All the parents in this book SUCK. All of them. They are self-absorbed (Laurel’s mom), clueless (Laurel’s dad), completely out-of-it (Sky’s mom), frail (Hannah’s grandparents), or abusive (Hannah’s parental older brother). The only parent who might possibly be sort-of normal is Natalie’s mom, but we can’t really know for sure because she is barely mentioned at all. Laurel’s Aunt Amy is okay, but she’s also a bit ridiculous with her strict rules and blind following of a “Jesus Man.” I just love it when all the teenagers–several of whom who get stoned and drink every day–are so much more mature and responsible than all of the adults.
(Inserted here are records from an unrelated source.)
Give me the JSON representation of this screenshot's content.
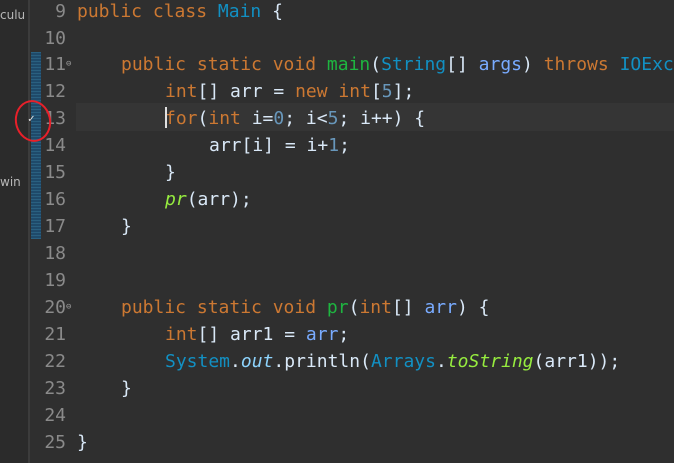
{
  "left_panel": {
    "frag1": "culu",
    "frag2": "win"
  },
  "gutter": {
    "line_numbers": [
      "9",
      "10",
      "11",
      "12",
      "13",
      "14",
      "15",
      "16",
      "17",
      "18",
      "19",
      "20",
      "21",
      "22",
      "23",
      "24",
      "25"
    ]
  },
  "code": {
    "l9": {
      "kw": "public class ",
      "name": "Main",
      "rest": " {"
    },
    "l11": {
      "mods": "public static void ",
      "name": "main",
      "p1": "(",
      "type": "String",
      "p2": "[] ",
      "param": "args",
      "p3": ") ",
      "throws": "throws ",
      "exc": "IOException"
    },
    "l12": {
      "type": "int",
      "a": "[] arr = ",
      "kw": "new ",
      "type2": "int",
      "b": "[",
      "num": "5",
      "c": "];"
    },
    "l13": {
      "kw": "for",
      "a": "(",
      "type": "int",
      "b": " i=",
      "n0": "0",
      "c": "; i<",
      "n5": "5",
      "d": "; i++) {"
    },
    "l14": {
      "a": "arr[i] = i+",
      "n1": "1",
      "b": ";"
    },
    "l15": "}",
    "l16": {
      "call": "pr",
      "rest": "(arr);"
    },
    "l17": "}",
    "l20": {
      "mods": "public static void ",
      "name": "pr",
      "a": "(",
      "type": "int",
      "b": "[] ",
      "param": "arr",
      "c": ") {"
    },
    "l21": {
      "type": "int",
      "a": "[] arr1 = ",
      "b": "arr",
      "c": ";"
    },
    "l22": {
      "cls": "System",
      "dot1": ".",
      "field": "out",
      "dot2": ".println(",
      "cls2": "Arrays",
      "dot3": ".",
      "st": "toString",
      "rest": "(arr1));"
    },
    "l23": "}",
    "l25": "}"
  },
  "colors": {
    "keyword": "#cc7832",
    "type": "#1290c3",
    "method": "#1eb540",
    "number": "#6897bb",
    "annotation_circle": "#e8202a"
  },
  "icons": {
    "breakpoint": "breakpoint-check-icon",
    "fold": "fold-minus-icon"
  }
}
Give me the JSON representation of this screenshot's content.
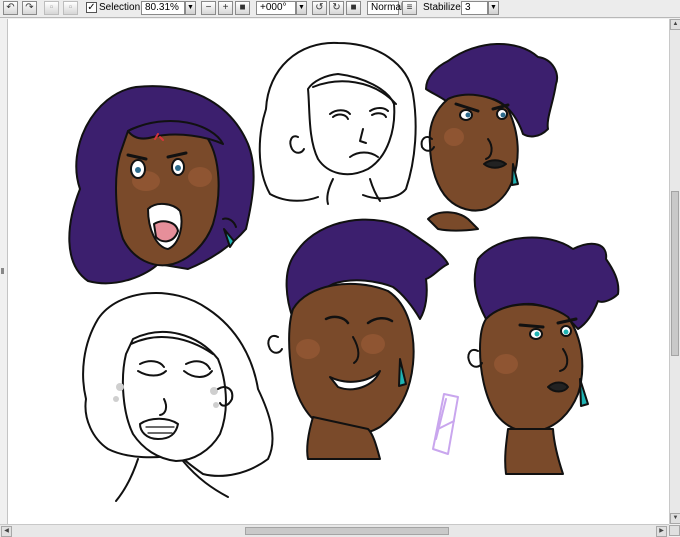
{
  "toolbar": {
    "undo_icon": "undo-icon",
    "redo_icon": "redo-icon",
    "selection_checked": true,
    "selection_label": "Selection",
    "zoom_value": "80.31%",
    "rotation_value": "+000°",
    "blend_mode": "Normal",
    "stabilizer_label": "Stabilizer",
    "stabilizer_value": "3"
  },
  "canvas": {
    "artwork": "character expression sketches",
    "signature_letter": "A"
  },
  "colors": {
    "hair": "#3c1f6e",
    "skin": "#7a4a2a",
    "blush": "#8f5532",
    "earring": "#1fb3b3",
    "signature": "#c9a6ee"
  }
}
I thought I’d really like the letters to the famous people, but it honestly felt a bit gimmicky. Most of the letters read like diary entries and only mentioned the famous person at the very beginning and end of the letter. I say “most” because I really did like one particular letter. In a letter to Kurt Cobain, Laurel angrily asks Kurt how he could kill himself and leave his daughter to grow up without him. It’s a fair question that highlights the pain family members go through after a loved one commits suicide.
THEMES: suicide, first love, physical abuse, rape, grief, parental separation
THE BOTTOM LINE: Even though I didn’t love it personally, I would still recommend it to teens who like emotional realistic fiction. I felt the alcohol use was excessive, but it would not keep me from recommending the book.
STATUS IN MY LIBRARY: We don’t currently have it, but I am not opposed to getting it at some point. We do have lots of similar books in our library right now, so it’s not a priority purchase at this time.
- Overall: 2/5
- Creativity: 2/5
- Characters: 1/5–flat characters that I didn’t really care about
- Engrossing: 1/5–only 336 pages, but that was waaayyyy toooo llooooonnnnngggg!
- Writing: 2/5
- Appeal to teens: 4/5
- Appropriate length to tell the story: 1/5
- Language: medium; sh*t and fu*k
- Sexuality: medium-high–kissing (includes F/F without shirts), non-descript touching/rubbing, rape (no details given), a boy masturbates during class, several different high school girls spend the night with older boys. I say medium-high here because none of these sexual scenes are very descriptive.
- Violence: mild-medium–evidence of physical abuse (bruises), rape
- Drugs/Alcohol: high–smoking pot; teens drink hard liquor often, including alone, with friends, and at parties
This title also appears on my Teen Mental Health Booklist on Pinterest: